For our analysis, we used the HQ filter, with the caveat being that companies that have relocated their headquarters may not be included in the founding city’s data. maintains a record of “unicorns,” counting those companies currently valued at $1bn or more, as well as those that previously realised a valuation of $1bn or more via acquisition or IPO even if their current valuation has declined. Furthermore, they track the presence of accelerators, regardless of their current operational status. The platform encourages user contributions and update suggestions, further enhancing the accuracy of their datasets. This feature also provides entrepreneurs with the opportunity to verify and suggest updates, ensuring a more comprehensive representation of the tech ecosystem.

This data was supplemented by several other sources:

  • supplied details on hiring processes for each city.
  • Ledgy offered data on equity-vesting schedules for each city.
  • was used to obtain the cost of living for each of the 243 European cities.  From this, the European average was calculated and assigned a value of 100%; all other cities were adjusted accordingly to create a comparable metric. The Cost of Living Index (excluding rent) serves as a comparative gauge of the average expenses related to consumer goods, encompassing areas like groceries, dining out, transportation, and utilities. This index does not consider housing costs, such as rent or mortgage. 
  • BNP Paribas Real Estate data for the 2021 Q2 to 2022 Q2 period was gathered via to determine office rental costs across cities. An average rental price for Europe was calculated using the 31 cities in the available Statista dataset. Furthermore, some rent data have been supported by Knight and Frank’s research.

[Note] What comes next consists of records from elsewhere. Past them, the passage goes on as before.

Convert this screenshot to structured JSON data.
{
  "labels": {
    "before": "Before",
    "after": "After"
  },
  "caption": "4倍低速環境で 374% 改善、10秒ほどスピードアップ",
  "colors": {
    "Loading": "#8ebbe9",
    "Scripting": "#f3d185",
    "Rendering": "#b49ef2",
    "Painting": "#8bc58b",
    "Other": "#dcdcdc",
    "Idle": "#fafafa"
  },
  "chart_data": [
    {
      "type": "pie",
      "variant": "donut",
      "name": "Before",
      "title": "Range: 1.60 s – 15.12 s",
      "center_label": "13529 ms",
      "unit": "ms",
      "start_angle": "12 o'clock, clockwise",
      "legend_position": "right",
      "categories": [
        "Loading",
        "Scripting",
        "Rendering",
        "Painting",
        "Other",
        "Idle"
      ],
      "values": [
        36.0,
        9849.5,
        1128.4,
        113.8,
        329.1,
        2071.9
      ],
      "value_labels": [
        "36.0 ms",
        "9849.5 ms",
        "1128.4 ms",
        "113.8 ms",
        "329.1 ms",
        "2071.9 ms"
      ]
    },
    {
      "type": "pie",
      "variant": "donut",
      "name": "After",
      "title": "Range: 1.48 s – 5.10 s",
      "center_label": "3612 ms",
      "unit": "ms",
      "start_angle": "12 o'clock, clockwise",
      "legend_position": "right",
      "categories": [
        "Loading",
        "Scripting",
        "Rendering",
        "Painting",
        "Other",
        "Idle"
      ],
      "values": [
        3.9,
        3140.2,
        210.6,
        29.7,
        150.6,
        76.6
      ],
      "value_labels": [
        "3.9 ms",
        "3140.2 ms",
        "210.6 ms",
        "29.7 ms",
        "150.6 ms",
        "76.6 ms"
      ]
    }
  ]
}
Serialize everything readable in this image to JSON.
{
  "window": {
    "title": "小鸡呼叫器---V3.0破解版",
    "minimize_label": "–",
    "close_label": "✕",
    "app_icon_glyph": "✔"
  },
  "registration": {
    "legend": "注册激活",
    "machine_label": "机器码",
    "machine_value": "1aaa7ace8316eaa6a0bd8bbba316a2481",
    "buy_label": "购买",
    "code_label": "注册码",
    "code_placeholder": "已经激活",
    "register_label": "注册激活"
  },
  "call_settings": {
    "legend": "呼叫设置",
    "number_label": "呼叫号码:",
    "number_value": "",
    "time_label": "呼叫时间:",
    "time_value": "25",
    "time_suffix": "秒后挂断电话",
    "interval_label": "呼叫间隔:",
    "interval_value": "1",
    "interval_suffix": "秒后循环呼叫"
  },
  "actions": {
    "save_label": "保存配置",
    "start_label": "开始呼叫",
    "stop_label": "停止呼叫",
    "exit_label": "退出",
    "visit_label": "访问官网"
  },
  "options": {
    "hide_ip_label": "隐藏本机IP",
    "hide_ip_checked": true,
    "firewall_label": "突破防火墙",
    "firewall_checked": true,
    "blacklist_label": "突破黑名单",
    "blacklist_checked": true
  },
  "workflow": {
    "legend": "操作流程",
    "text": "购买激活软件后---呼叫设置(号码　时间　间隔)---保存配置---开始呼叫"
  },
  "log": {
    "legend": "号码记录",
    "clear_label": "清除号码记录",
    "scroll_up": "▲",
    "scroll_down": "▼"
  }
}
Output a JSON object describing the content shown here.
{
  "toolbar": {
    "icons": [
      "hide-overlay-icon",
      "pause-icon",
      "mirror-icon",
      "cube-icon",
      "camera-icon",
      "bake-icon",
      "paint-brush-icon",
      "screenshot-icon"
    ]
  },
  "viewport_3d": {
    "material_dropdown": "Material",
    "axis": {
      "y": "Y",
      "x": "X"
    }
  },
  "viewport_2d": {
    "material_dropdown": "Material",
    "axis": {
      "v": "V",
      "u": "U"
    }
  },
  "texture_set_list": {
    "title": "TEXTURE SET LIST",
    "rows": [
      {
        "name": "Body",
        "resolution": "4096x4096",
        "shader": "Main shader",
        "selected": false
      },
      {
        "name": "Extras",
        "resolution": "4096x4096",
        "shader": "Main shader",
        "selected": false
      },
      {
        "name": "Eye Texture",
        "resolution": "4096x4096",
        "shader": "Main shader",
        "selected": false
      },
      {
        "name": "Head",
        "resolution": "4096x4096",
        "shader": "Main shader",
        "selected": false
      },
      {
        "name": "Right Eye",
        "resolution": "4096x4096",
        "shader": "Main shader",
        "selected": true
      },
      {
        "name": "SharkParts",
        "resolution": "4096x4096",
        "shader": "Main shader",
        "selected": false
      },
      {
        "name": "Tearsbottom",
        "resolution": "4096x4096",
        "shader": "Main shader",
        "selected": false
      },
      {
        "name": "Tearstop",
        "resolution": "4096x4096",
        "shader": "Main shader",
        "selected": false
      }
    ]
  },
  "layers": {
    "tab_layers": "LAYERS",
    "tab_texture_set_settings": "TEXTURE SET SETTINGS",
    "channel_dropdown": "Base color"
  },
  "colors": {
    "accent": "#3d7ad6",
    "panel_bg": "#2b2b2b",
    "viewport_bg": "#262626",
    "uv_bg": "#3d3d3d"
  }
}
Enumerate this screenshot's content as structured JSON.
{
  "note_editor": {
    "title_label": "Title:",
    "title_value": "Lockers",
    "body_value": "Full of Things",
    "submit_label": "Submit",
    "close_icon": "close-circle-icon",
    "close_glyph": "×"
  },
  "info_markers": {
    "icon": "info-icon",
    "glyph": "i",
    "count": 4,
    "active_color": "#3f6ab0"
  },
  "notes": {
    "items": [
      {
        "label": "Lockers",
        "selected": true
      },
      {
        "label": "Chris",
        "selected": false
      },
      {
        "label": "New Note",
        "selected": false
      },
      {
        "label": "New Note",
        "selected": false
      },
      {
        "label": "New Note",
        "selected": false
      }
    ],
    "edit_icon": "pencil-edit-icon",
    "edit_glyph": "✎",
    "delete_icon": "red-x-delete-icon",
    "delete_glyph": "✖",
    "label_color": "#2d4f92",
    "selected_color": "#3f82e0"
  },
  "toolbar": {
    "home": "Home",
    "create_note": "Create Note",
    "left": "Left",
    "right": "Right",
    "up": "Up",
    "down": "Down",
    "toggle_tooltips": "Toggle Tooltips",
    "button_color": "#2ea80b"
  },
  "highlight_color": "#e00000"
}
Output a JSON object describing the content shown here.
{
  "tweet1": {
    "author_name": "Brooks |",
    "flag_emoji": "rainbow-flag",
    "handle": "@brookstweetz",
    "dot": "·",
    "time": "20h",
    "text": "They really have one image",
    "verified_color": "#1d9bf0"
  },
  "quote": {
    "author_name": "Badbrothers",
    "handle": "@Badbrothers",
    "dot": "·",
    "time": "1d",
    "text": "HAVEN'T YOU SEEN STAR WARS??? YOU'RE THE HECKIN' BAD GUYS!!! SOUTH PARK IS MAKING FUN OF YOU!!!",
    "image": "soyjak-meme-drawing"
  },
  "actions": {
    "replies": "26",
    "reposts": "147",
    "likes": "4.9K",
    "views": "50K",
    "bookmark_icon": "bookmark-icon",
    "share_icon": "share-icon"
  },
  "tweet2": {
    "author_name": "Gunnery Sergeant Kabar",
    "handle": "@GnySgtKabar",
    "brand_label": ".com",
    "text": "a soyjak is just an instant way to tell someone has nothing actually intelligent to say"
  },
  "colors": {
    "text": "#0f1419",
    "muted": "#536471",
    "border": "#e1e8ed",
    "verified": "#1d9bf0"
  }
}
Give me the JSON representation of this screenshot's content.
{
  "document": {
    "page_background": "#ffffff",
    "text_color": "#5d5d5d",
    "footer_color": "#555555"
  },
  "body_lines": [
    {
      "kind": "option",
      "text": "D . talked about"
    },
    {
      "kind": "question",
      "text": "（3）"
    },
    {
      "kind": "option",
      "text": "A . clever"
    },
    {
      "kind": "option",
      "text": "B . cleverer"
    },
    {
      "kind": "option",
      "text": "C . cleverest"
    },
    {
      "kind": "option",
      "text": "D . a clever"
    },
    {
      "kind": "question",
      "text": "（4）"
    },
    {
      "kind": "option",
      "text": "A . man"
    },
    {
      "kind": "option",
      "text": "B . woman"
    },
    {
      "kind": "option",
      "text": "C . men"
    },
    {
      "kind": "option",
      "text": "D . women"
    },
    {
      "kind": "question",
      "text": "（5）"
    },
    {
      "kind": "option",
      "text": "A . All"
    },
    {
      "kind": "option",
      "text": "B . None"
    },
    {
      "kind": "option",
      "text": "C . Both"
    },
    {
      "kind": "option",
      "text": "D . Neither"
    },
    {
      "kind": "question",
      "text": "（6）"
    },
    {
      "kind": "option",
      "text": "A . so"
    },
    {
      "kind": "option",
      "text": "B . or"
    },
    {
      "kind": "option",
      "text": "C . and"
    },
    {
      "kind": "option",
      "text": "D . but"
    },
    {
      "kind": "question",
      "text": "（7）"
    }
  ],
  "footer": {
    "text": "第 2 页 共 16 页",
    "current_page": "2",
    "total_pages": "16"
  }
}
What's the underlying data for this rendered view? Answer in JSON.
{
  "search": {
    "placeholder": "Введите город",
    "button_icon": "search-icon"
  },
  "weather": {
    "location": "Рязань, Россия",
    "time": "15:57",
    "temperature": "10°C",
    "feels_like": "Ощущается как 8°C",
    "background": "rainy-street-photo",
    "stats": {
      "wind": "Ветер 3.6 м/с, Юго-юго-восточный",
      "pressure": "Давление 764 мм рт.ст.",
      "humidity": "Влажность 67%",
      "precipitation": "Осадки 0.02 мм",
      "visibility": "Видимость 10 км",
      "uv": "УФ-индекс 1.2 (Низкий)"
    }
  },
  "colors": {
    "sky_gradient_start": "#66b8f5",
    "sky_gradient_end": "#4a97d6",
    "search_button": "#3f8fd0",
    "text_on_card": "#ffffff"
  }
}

Seventeen in-depth interviews were conducted with recruiters and founders of tech startups across Europe, all carried out online via Zoom or Teams. A thematic analysis was performed on the transcripts of these interviews, resulting in the emergence of four themes: recruitment, remote working, compensation and culture. These themes informed the content of the Insights articles on these and other topics.